The Director General of the Department of Foreign Affairs and Trade, Mr Peter Varghese, said it was inevitable there would be elements of strategic competition by China and the US in the region, and there was potential for ‘strategic fault lines' to emerge.
However, Mr Varghese said fault lines might not occur due, in part, to the increasing power of several strong players in the region. Further, China's pre-occupation with domestic issues such as domestic growth and reform could dominate much of China's focus.
Professor Brahma Chellaney, from the Centre for Policy Research in New Delhi, described the US and Chinese strategic visions for the region as diagonally opposite.
He said that while the two nations were ‘fairly respectful' of each other, looking ahead the US-China relationship in the region would remain uneasy and competitive.
Professor Chellaney said there was potential for the emergence of independent military powers in Asian countries that would remain close friends with the US.
Japan's former Deputy Foreign Minister, Hitoshi Tanaka, argued that it was wrong to focus on the competitiveness of China and the US, and discussion instead should be centred on how the region was responding to challenges as a whole.
The panel was divided on the importance of Japanese re-armament. Professor Chellaney said re-armament would happen sooner than expected, and would help to boost Japan's military and non-military exports and increase the profitability of American defence companies. Mr Varghese said current moves were not designed to position Japan in the ‘militarianist style' of the 1930s.
"Japan is seeking to play a more active role in regional security," he said. "They are seeking to resume the right of active self-defence."
Mr Tanaka said Japan was spending only 0.9 per cent of GDP on its armament capability and was a nation with restricted military capacity.
Competitive access to resources, coupled with environmental degradation in certain areas of
Asia, were important emerging issues.
Professor Chellaney said exploitation of natural resources would be linked to environmental crises and, more widely, to planet change.
"There is a need to establish rules for resource competition and take a long-term, holistic approach to things like water and food," he said. "Asia needs to build a more sustainable and peaceful future for itself."
He said current trends in the region included that political integration was falling far behind economic integration throughout Asia.
"There is a widening gap between the economy and politics, with politics becoming more and more divided."
Mr Varghese said a core challenge in the region was to maximise economic opportunity while minimising strategic risk, and political leadership would be tested by profound structural economic growth challenges.
Leaders agreed that the future of relationships in the region was not pre-determined, but would be dependent on the quality of engagement and the far-sightedness of leaders.
Editor's Note: About the In the Zone Conference Series
Perth shares a time zone with 60 per cent of the world's population, and the nations that promise the greatest economic growth of the twenty-first century.
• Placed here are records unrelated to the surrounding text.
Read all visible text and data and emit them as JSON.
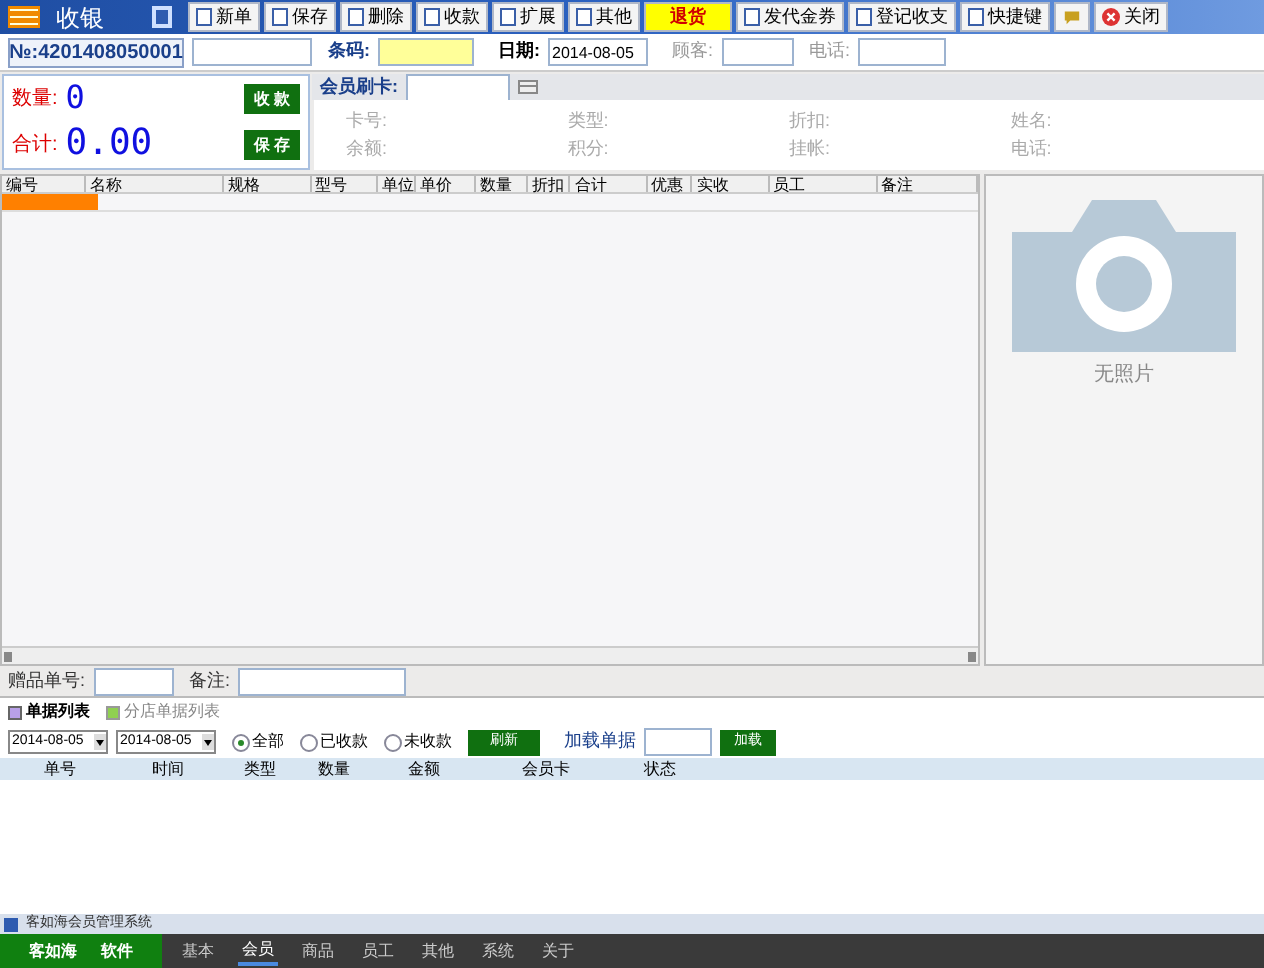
{
  "window": {
    "title": "收银"
  },
  "toolbar": [
    {
      "label": "新单",
      "kind": "normal"
    },
    {
      "label": "保存",
      "kind": "normal"
    },
    {
      "label": "删除",
      "kind": "normal"
    },
    {
      "label": "收款",
      "kind": "normal"
    },
    {
      "label": "扩展",
      "kind": "normal"
    },
    {
      "label": "其他",
      "kind": "normal"
    },
    {
      "label": "退货",
      "kind": "highlight"
    },
    {
      "label": "发代金券",
      "kind": "normal"
    },
    {
      "label": "登记收支",
      "kind": "normal"
    },
    {
      "label": "快捷键",
      "kind": "normal"
    },
    {
      "kind": "icon"
    },
    {
      "label": "关闭",
      "kind": "close"
    }
  ],
  "order_no": "№:4201408050001",
  "barcode": {
    "label": "条码:"
  },
  "date": {
    "label": "日期:",
    "value": "2014-08-05"
  },
  "customer": {
    "label": "顾客:"
  },
  "phone": {
    "label": "电话:"
  },
  "quantity": {
    "label": "数量:",
    "value": "0"
  },
  "total": {
    "label": "合计:",
    "value": "0.00"
  },
  "actions": [
    "收 款",
    "保 存"
  ],
  "member_card": {
    "label": "会员刷卡:"
  },
  "member_fields": [
    "卡号:",
    "类型:",
    "折扣:",
    "姓名:",
    "余额:",
    "积分:",
    "挂帐:",
    "电话:"
  ],
  "table": {
    "columns": [
      "编号",
      "名称",
      "规格",
      "型号",
      "单位",
      "单价",
      "数量",
      "折扣",
      "合计",
      "优惠",
      "实收",
      "员工",
      "备注"
    ]
  },
  "photo": {
    "caption": "无照片"
  },
  "gift_no": {
    "label": "赠品单号:"
  },
  "remark": {
    "label": "备注:"
  },
  "tabs": [
    {
      "label": "单据列表",
      "selected": true
    },
    {
      "label": "分店单据列表",
      "selected": false
    }
  ],
  "filter": {
    "date_from": "2014-08-05",
    "date_to": "2014-08-05",
    "radios": [
      {
        "label": "全部",
        "selected": true
      },
      {
        "label": "已收款",
        "selected": false
      },
      {
        "label": "未收款",
        "selected": false
      }
    ],
    "refresh": "刷新",
    "load_label": "加载单据",
    "load": "加载"
  },
  "list": {
    "columns": [
      "单号",
      "时间",
      "类型",
      "数量",
      "金额",
      "会员卡",
      "状态"
    ]
  },
  "status_bar": "客如海会员管理系统",
  "brand": [
    "客如海",
    "软件"
  ],
  "nav": [
    {
      "label": "基本",
      "selected": false
    },
    {
      "label": "会员",
      "selected": true
    },
    {
      "label": "商品",
      "selected": false
    },
    {
      "label": "员工",
      "selected": false
    },
    {
      "label": "其他",
      "selected": false
    },
    {
      "label": "系统",
      "selected": false
    },
    {
      "label": "关于",
      "selected": false
    }
  ]
}
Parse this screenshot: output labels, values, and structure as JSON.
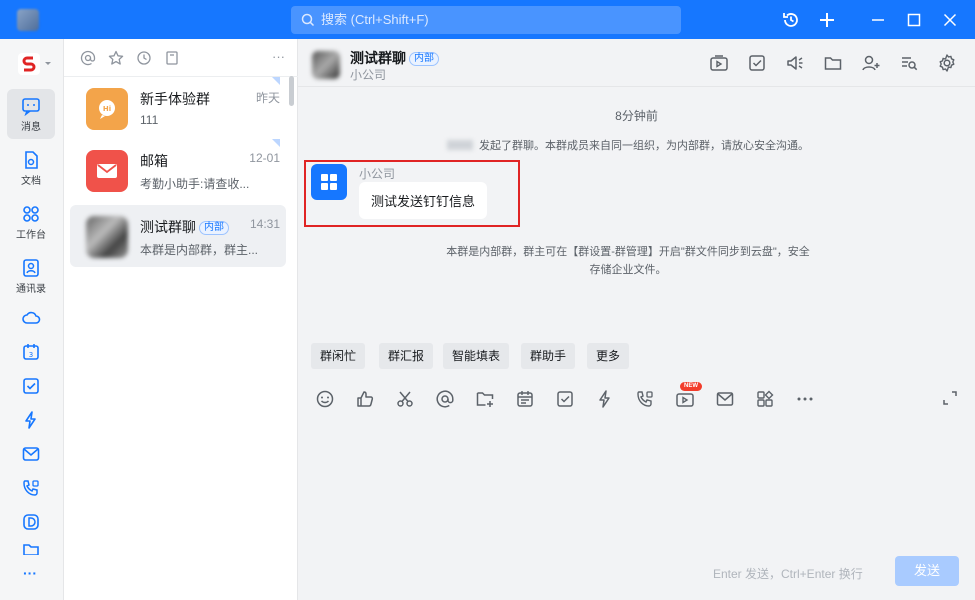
{
  "colors": {
    "brand": "#1677ff",
    "titlebar": "#1677ff",
    "highlight_box": "#e02424",
    "send_disabled": "#a9cbff"
  },
  "titlebar": {
    "search_placeholder": "搜索 (Ctrl+Shift+F)",
    "icons": [
      "history-icon",
      "plus-icon",
      "minimize-icon",
      "maximize-icon",
      "close-icon"
    ]
  },
  "nav": {
    "items": [
      {
        "label": "消息",
        "icon": "message-icon",
        "active": true
      },
      {
        "label": "文档",
        "icon": "document-icon"
      },
      {
        "label": "工作台",
        "icon": "workbench-icon"
      },
      {
        "label": "通讯录",
        "icon": "contacts-icon"
      }
    ],
    "more_icons": [
      "cloud-icon",
      "calendar-icon",
      "todo-icon",
      "ding-icon",
      "mail-icon",
      "video-call-icon",
      "docs-d-icon",
      "folder-icon"
    ],
    "more_label": "···"
  },
  "conversations": [
    {
      "name": "新手体验群",
      "time": "昨天",
      "preview": "111",
      "avatar_color": "#f3a44a"
    },
    {
      "name": "邮箱",
      "time": "12-01",
      "preview": "考勤小助手:请查收...",
      "avatar_color": "#f0524a"
    },
    {
      "name": "测试群聊",
      "tag": "内部",
      "time": "14:31",
      "preview": "本群是内部群，群主...",
      "selected": true
    }
  ],
  "conv_more": "···",
  "chat": {
    "title": "测试群聊",
    "tag": "内部",
    "subtitle": "小公司",
    "time_separator": "8分钟前",
    "sys_msg_1": "发起了群聊。本群成员来自同一组织，为内部群，请放心安全沟通。",
    "message": {
      "sender": "小公司",
      "text": "测试发送钉钉信息"
    },
    "sys_msg_2_line1": "本群是内部群，群主可在【群设置-群管理】开启\"群文件同步到云盘\"，安全",
    "sys_msg_2_line2": "存储企业文件。",
    "quick_actions": [
      "群闲忙",
      "群汇报",
      "智能填表",
      "群助手",
      "更多"
    ],
    "new_badge": "NEW",
    "input_hint": "Enter 发送，Ctrl+Enter 换行",
    "send_label": "发送"
  }
}
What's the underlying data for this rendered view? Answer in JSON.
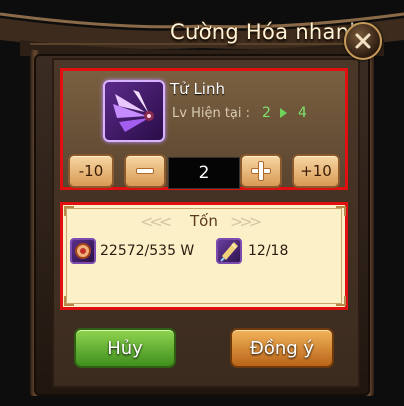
{
  "dialog": {
    "title": "Cường Hóa  nhanh",
    "close_icon": "close-icon"
  },
  "item": {
    "name": "Tử Linh",
    "icon": "purple-wings-icon",
    "level_label": "Lv  Hiện tại :",
    "level_current": "2",
    "level_next": "4"
  },
  "quantity": {
    "minus10_label": "-10",
    "minus_icon": "minus-icon",
    "value": "2",
    "plus_icon": "plus-icon",
    "plus10_label": "+10"
  },
  "cost": {
    "title": "Tốn",
    "resources": [
      {
        "icon": "gold-coin-icon",
        "amount": "22572/535 W"
      },
      {
        "icon": "feather-crystal-icon",
        "amount": "12/18"
      }
    ]
  },
  "actions": {
    "cancel_label": "Hủy",
    "confirm_label": "Đồng ý"
  },
  "colors": {
    "highlight_border": "#e01010",
    "level_value": "#7fe36b",
    "cancel_button": "#5fae2f",
    "confirm_button": "#d6862f"
  }
}
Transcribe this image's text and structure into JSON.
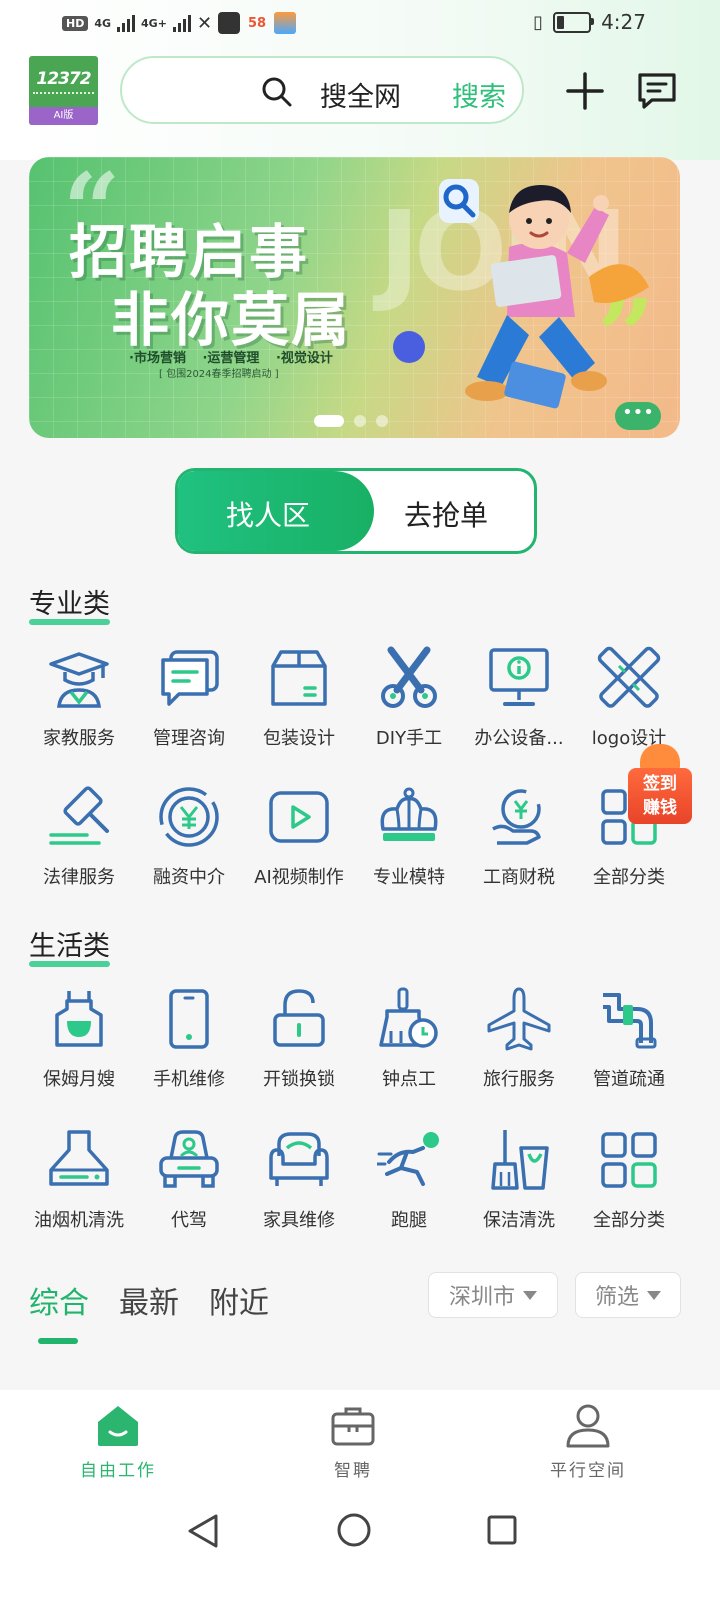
{
  "status_bar": {
    "hd": "HD",
    "sim1": "4G",
    "sim2": "4G+",
    "app58": "58",
    "time": "4:27"
  },
  "header": {
    "logo_text": "12372",
    "logo_sub": "AI版",
    "search_placeholder": "搜全网",
    "search_button": "搜索"
  },
  "banner": {
    "line1": "招聘启事",
    "line2": "非你莫属",
    "tags": [
      "·市场营销",
      "·运营管理",
      "·视觉设计"
    ],
    "small": "[ 包围2024春季招聘启动 ]",
    "decor_text": "JOIN"
  },
  "toggle": {
    "left": "找人区",
    "right": "去抢单"
  },
  "professional": {
    "title": "专业类",
    "items": [
      {
        "label": "家教服务"
      },
      {
        "label": "管理咨询"
      },
      {
        "label": "包装设计"
      },
      {
        "label": "DIY手工"
      },
      {
        "label": "办公设备..."
      },
      {
        "label": "logo设计"
      },
      {
        "label": "法律服务"
      },
      {
        "label": "融资中介"
      },
      {
        "label": "AI视频制作"
      },
      {
        "label": "专业模特"
      },
      {
        "label": "工商财税"
      },
      {
        "label": "全部分类"
      }
    ]
  },
  "life": {
    "title": "生活类",
    "items": [
      {
        "label": "保姆月嫂"
      },
      {
        "label": "手机维修"
      },
      {
        "label": "开锁换锁"
      },
      {
        "label": "钟点工"
      },
      {
        "label": "旅行服务"
      },
      {
        "label": "管道疏通"
      },
      {
        "label": "油烟机清洗"
      },
      {
        "label": "代驾"
      },
      {
        "label": "家具维修"
      },
      {
        "label": "跑腿"
      },
      {
        "label": "保洁清洗"
      },
      {
        "label": "全部分类"
      }
    ]
  },
  "sign_badge": {
    "line1": "签到",
    "line2": "赚钱"
  },
  "feed_tabs": [
    "综合",
    "最新",
    "附近"
  ],
  "filters": {
    "city": "深圳市",
    "filter": "筛选"
  },
  "bottom_nav": [
    {
      "label": "自由工作",
      "icon": "home-icon"
    },
    {
      "label": "智聘",
      "icon": "briefcase-icon"
    },
    {
      "label": "平行空间",
      "icon": "person-icon"
    }
  ],
  "colors": {
    "accent": "#20b46c",
    "icon_blue": "#3a6fb0",
    "icon_green": "#2dc98a"
  }
}
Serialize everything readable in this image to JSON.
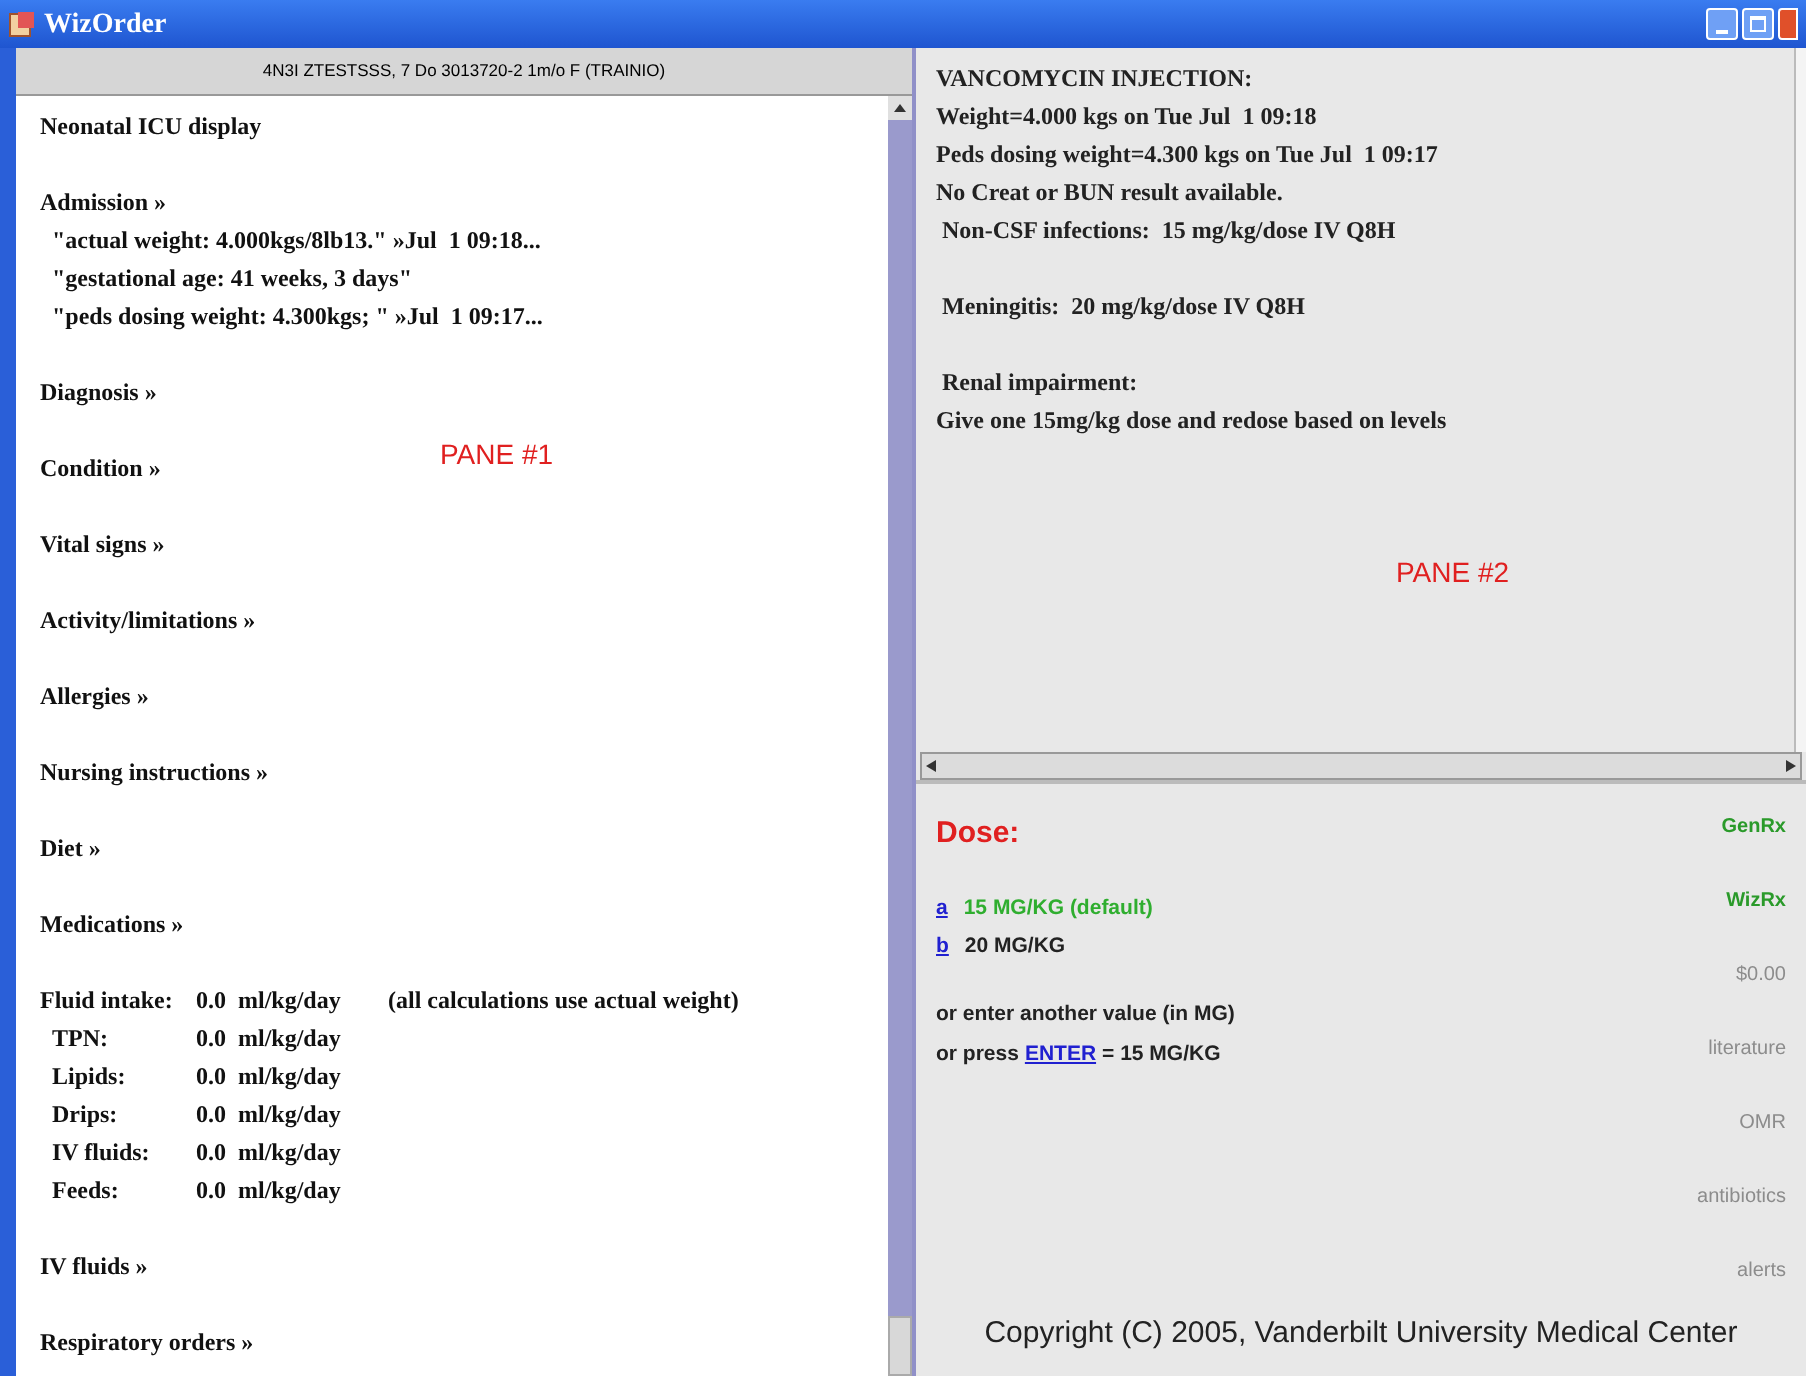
{
  "window": {
    "title": "WizOrder"
  },
  "pane1": {
    "header": "4N3I ZTESTSSS, 7 Do 3013720-2 1m/o F (TRAINIO)",
    "annotation": "PANE #1",
    "items": [
      {
        "kind": "title",
        "text": "Neonatal ICU display"
      },
      {
        "kind": "section",
        "text": "Admission »",
        "lines": [
          "\"actual weight: 4.000kgs/8lb13.\" »Jul  1 09:18...",
          "\"gestational age: 41 weeks, 3 days\"",
          "\"peds dosing weight: 4.300kgs; \" »Jul  1 09:17..."
        ]
      },
      {
        "kind": "section",
        "text": "Diagnosis »"
      },
      {
        "kind": "section",
        "text": "Condition »"
      },
      {
        "kind": "section",
        "text": "Vital signs »"
      },
      {
        "kind": "section",
        "text": "Activity/limitations »"
      },
      {
        "kind": "section",
        "text": "Allergies »"
      },
      {
        "kind": "section",
        "text": "Nursing instructions »"
      },
      {
        "kind": "section",
        "text": "Diet »"
      },
      {
        "kind": "section",
        "text": "Medications »"
      },
      {
        "kind": "fluids",
        "rows": [
          {
            "label": "Fluid intake:",
            "value": "0.0  ml/kg/day",
            "note": "(all calculations use actual weight)"
          },
          {
            "label": "TPN:",
            "value": "0.0  ml/kg/day"
          },
          {
            "label": "Lipids:",
            "value": "0.0  ml/kg/day"
          },
          {
            "label": "Drips:",
            "value": "0.0  ml/kg/day"
          },
          {
            "label": "IV fluids:",
            "value": "0.0  ml/kg/day"
          },
          {
            "label": "Feeds:",
            "value": "0.0  ml/kg/day"
          }
        ]
      },
      {
        "kind": "section",
        "text": "IV fluids »"
      },
      {
        "kind": "section",
        "text": "Respiratory orders »"
      }
    ]
  },
  "pane2": {
    "annotation": "PANE #2",
    "paragraphs": [
      [
        "VANCOMYCIN INJECTION:",
        "Weight=4.000 kgs on Tue Jul  1 09:18",
        "Peds dosing weight=4.300 kgs on Tue Jul  1 09:17",
        "No Creat or BUN result available.",
        " Non-CSF infections:  15 mg/kg/dose IV Q8H"
      ],
      [
        " Meningitis:  20 mg/kg/dose IV Q8H"
      ],
      [
        " Renal impairment:",
        "Give one 15mg/kg dose and redose based on levels"
      ]
    ]
  },
  "dose": {
    "title": "Dose:",
    "options": [
      {
        "key": "a",
        "label": "15 MG/KG (default)",
        "selected": true
      },
      {
        "key": "b",
        "label": "20 MG/KG",
        "selected": false
      }
    ],
    "prompt": "or enter another value (in MG)",
    "press_before": "or press",
    "press_link": "ENTER",
    "press_after": "= 15 MG/KG",
    "copyright": "Copyright (C) 2005, Vanderbilt University Medical Center"
  },
  "side_links": [
    {
      "text": "GenRx",
      "disabled": false
    },
    {
      "text": "WizRx",
      "disabled": false
    },
    {
      "text": "$0.00",
      "disabled": true
    },
    {
      "text": "literature",
      "disabled": true
    },
    {
      "text": "OMR",
      "disabled": true
    },
    {
      "text": "antibiotics",
      "disabled": true
    },
    {
      "text": "alerts",
      "disabled": true
    }
  ]
}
The In the Zone Conference Series has highlighted our shared time zone and the growing geo-strategic importance of the Indo-Pacific.
In the Zone 2014: A New Narrative of Prosperity and Power marks five years of regional dialogue between leaders and influential thinkers facilitated by the University of Western Australia's In the Zone conference series. Held at the University Club of Western Australia on May 1, this CEO-level event explores a new regional narrative to leverage global prosperity and influence, while all are in flux.
Over the last five years, In the Zone has brought together a number of leaders from countries including Japan, China, Korea, India, Singapore, Myanmar, and Indonesia, representing governments, industry and the community. Together with many of Australia's most strategic thinkers, policy makers, scientists and business leaders, the In the Zone conference series has facilitated a wide-ranging international dialogue.